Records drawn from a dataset

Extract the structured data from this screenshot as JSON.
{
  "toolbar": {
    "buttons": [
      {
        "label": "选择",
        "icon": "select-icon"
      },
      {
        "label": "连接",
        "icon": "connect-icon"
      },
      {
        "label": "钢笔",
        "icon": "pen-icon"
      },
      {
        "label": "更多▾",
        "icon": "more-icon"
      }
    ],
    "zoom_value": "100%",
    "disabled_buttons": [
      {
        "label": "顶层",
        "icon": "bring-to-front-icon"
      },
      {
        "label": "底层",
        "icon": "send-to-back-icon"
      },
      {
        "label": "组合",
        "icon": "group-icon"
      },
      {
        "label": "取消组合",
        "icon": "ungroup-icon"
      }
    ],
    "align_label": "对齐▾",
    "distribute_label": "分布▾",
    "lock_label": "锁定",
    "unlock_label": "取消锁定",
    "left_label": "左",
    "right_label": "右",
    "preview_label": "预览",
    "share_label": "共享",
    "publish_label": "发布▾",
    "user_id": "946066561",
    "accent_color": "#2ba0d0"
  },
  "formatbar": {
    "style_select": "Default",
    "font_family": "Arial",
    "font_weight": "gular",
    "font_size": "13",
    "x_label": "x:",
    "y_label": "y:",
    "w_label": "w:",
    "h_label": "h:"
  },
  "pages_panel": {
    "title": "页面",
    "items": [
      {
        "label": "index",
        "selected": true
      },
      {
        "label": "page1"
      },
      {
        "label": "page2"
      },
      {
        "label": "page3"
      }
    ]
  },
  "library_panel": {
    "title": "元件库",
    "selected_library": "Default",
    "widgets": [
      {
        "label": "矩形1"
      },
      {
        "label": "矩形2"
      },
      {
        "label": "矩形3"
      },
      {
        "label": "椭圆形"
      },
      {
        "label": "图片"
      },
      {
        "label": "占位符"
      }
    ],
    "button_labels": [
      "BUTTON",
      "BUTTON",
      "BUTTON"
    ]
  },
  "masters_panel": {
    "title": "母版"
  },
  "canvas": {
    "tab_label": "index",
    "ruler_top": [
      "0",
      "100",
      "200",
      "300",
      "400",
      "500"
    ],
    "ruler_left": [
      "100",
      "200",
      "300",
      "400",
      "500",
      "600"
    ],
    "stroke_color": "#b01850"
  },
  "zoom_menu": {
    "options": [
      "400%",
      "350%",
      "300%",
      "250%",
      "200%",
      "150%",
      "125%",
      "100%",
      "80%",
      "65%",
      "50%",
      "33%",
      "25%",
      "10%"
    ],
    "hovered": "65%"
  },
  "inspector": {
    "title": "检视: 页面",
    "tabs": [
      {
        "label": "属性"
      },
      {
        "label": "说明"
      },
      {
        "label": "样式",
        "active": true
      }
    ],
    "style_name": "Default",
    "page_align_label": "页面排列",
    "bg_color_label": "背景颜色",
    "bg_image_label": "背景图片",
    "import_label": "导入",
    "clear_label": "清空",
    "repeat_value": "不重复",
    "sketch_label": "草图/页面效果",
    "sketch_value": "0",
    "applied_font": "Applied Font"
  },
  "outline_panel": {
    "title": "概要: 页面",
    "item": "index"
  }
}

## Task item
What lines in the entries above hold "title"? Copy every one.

## Answer area
    "title": "页面",
    "title": "元件库",
    "title": "母版"
    "title": "检视: 页面",
    "title": "概要: 页面",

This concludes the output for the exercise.